It's important to look at private investments in a portfolio context --  examining the characteristics that each investment brings, and how its returns might be correlated with other holdings.  Some investments can serve as a core allocation within the portfolio, while others should be used more sparingly.  Such allocations are determined by the risk tolerance and return needs of each investor.

While some private investments carry high risks (i.e., venture capital), other private asset categories can be considerably more stable. Investments that have a higher cash flow component of their total returns are typically more predictable. Certain real estate categories, such as affordable housing, tend to be less economically sensitive, owing to their more stable tenant bases.  Other "infrastructure" categories, including energy production (i.e., wind and solar renewables) are based on very long-term contracts with high and stable cash flows.  This is also a recipe for more predictable returns.

Such private investment categories can find their way into the new balanced portfolio by playing the "stability and income" role previously held by fixed income.  At the same time, these investments also offer potential for stock market-like total returns. (These two in particular also have characteristics that appeal to "impact investors".)   

At the riskier end of the investment spectrum, private equity strategies (those that invest in relatively mature private companies) look more like the stock market end of the allocation, with a focus on growth versus income. Private equity investments have historically earned higher returns than have large cap publicly-traded stocks. So, a small allocation to "PE" can have a large potential impact.

Meanwhile, funds that provide credit to mid-sized companies have taken on a role that was historically played by banks.  Investors in this "private credit" sector have also earned attractive returns over time (often in the 9-11% range) largely from the relatively high rates of interest that private companies must pay.

Together, one can start to see how private investments can rebuild the "balanced" characteristics that served investor so well in the past.  Robust income flows can be generated, and appreciation potential can be incorporated across multiple independent sources.  "Independence of return drivers" is an important characteristic when one wishes to diversify away from equity market risk.  And since these strategies don't reprice daily, overall portfolio volatility tends to be lower, too.

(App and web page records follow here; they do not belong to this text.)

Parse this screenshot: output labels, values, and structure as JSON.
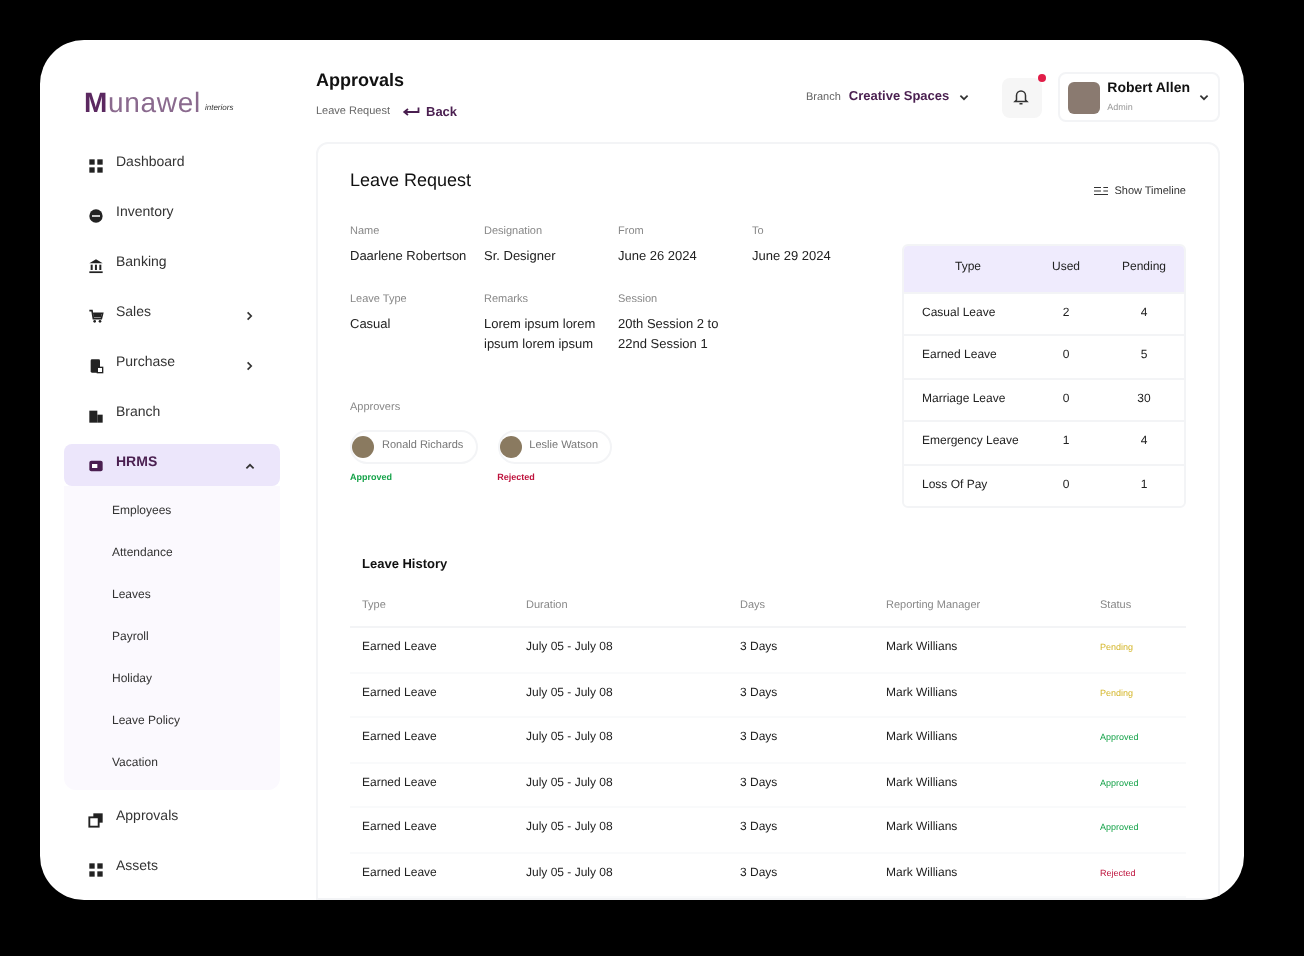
{
  "logo": {
    "text": "Munawel",
    "tagline": "interiors"
  },
  "sidebar": {
    "items": [
      {
        "label": "Dashboard",
        "selected": false
      },
      {
        "label": "Inventory",
        "selected": false
      },
      {
        "label": "Banking",
        "selected": false
      },
      {
        "label": "Sales",
        "selected": false,
        "expanded": false
      },
      {
        "label": "Purchase",
        "selected": false,
        "expanded": false
      },
      {
        "label": "Branch",
        "selected": false
      },
      {
        "label": "HRMS",
        "selected": true,
        "expanded": true,
        "children": [
          {
            "label": "Employees"
          },
          {
            "label": "Attendance"
          },
          {
            "label": "Leaves"
          },
          {
            "label": "Payroll"
          },
          {
            "label": "Holiday"
          },
          {
            "label": "Leave Policy"
          },
          {
            "label": "Vacation"
          }
        ]
      },
      {
        "label": "Approvals",
        "selected": false
      },
      {
        "label": "Assets",
        "selected": false
      }
    ]
  },
  "header": {
    "title": "Approvals",
    "breadcrumb": "Leave Request",
    "back": "Back",
    "branch_label": "Branch",
    "branch_value": "Creative Spaces",
    "notification_dot": true,
    "user": {
      "name": "Robert Allen",
      "role": "Admin"
    }
  },
  "leave_request": {
    "title": "Leave Request",
    "show_timeline": "Show Timeline",
    "fields": [
      {
        "label": "Name",
        "value": "Daarlene Robertson"
      },
      {
        "label": "Designation",
        "value": "Sr. Designer"
      },
      {
        "label": "From",
        "value": "June 26 2024"
      },
      {
        "label": "To",
        "value": "June 29 2024"
      },
      {
        "label": "Leave Type",
        "value": "Casual"
      },
      {
        "label": "Remarks",
        "value": "Lorem ipsum lorem ipsum lorem ipsum"
      },
      {
        "label": "Session",
        "value": "20th Session 2 to 22nd Session 1"
      }
    ],
    "approvers_label": "Approvers",
    "approvers": [
      {
        "name": "Ronald Richards",
        "status": "Approved",
        "kind": "approved"
      },
      {
        "name": "Leslie Watson",
        "status": "Rejected",
        "kind": "rejected"
      }
    ],
    "summary": {
      "columns": [
        "Type",
        "Used",
        "Pending"
      ],
      "rows": [
        [
          "Casual Leave",
          "2",
          "4"
        ],
        [
          "Earned Leave",
          "0",
          "5"
        ],
        [
          "Marriage Leave",
          "0",
          "30"
        ],
        [
          "Emergency Leave",
          "1",
          "4"
        ],
        [
          "Loss Of Pay",
          "0",
          "1"
        ]
      ]
    }
  },
  "leave_history": {
    "title": "Leave History",
    "columns": [
      "Type",
      "Duration",
      "Days",
      "Reporting Manager",
      "Status"
    ],
    "rows": [
      {
        "type": "Earned Leave",
        "duration": "July 05 - July 08",
        "days": "3 Days",
        "manager": "Mark Willians",
        "status": "Pending",
        "kind": "pending"
      },
      {
        "type": "Earned Leave",
        "duration": "July 05 - July 08",
        "days": "3 Days",
        "manager": "Mark Willians",
        "status": "Pending",
        "kind": "pending"
      },
      {
        "type": "Earned Leave",
        "duration": "July 05 - July 08",
        "days": "3 Days",
        "manager": "Mark Willians",
        "status": "Approved",
        "kind": "approved"
      },
      {
        "type": "Earned Leave",
        "duration": "July 05 - July 08",
        "days": "3 Days",
        "manager": "Mark Willians",
        "status": "Approved",
        "kind": "approved"
      },
      {
        "type": "Earned Leave",
        "duration": "July 05 - July 08",
        "days": "3 Days",
        "manager": "Mark Willians",
        "status": "Approved",
        "kind": "approved"
      },
      {
        "type": "Earned Leave",
        "duration": "July 05 - July 08",
        "days": "3 Days",
        "manager": "Mark Willians",
        "status": "Rejected",
        "kind": "rejected"
      }
    ]
  }
}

There is potential here for a win-win for those investors who can segregate a portion of their portfolio for illiquid, long term strategies.

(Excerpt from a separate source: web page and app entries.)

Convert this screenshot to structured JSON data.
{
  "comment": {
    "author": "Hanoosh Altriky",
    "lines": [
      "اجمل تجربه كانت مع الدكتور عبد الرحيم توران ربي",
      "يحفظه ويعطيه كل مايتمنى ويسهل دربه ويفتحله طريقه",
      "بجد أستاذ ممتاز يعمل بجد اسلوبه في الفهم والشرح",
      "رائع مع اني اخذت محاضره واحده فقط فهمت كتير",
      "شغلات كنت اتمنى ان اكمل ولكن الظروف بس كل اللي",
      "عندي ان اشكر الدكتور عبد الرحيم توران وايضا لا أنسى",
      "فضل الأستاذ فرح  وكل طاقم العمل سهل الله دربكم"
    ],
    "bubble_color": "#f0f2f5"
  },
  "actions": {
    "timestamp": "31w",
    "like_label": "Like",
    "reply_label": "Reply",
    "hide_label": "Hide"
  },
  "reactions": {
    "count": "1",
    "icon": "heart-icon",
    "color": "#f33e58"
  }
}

The Yale (University) Endowment is famous in investment circles as a pioneer in portfolio management.  Their innovative approach to investing has helped them to earn returns that outpaced their peers' results for more than twenty years.  And while their approach doesn't apply to every investor, we can all be inspired by their example.

Yale determined that their endowment would be designed to operate into perpetuity.  They needed only a modest amount of liquidity to support their programs for the university, but rest of the principal would remain invested, year after year. They decided to maximize their returns with only a secondary regard to the "liquidity" of their investments. 

How does this look in practice?  In a word:  Different.  Today, Yale has only about 5% of its portfolio in publicly-traded stocks and another 6% in traditional bonds.  Their growth and their income are derived largely from private investment strategies. Think about how different Yale's portfolio is from that of the typical investor, who presumably has less ability to take risk than Yale does! 

Put another way:  Does Yale's embrace of illiquid strategies make their portfolio less risky than that of the typical American investor?  If that sounds perverse to you, it does to me, too.  But it's probably true.

Individual investors may not be able to follow the Yale model, and it is surely not without risks.  But understanding one's true liquidity needs can help each investor to build a portfolio that is balanced, income generating, and has appreciation potential under a variety of market and economic environments.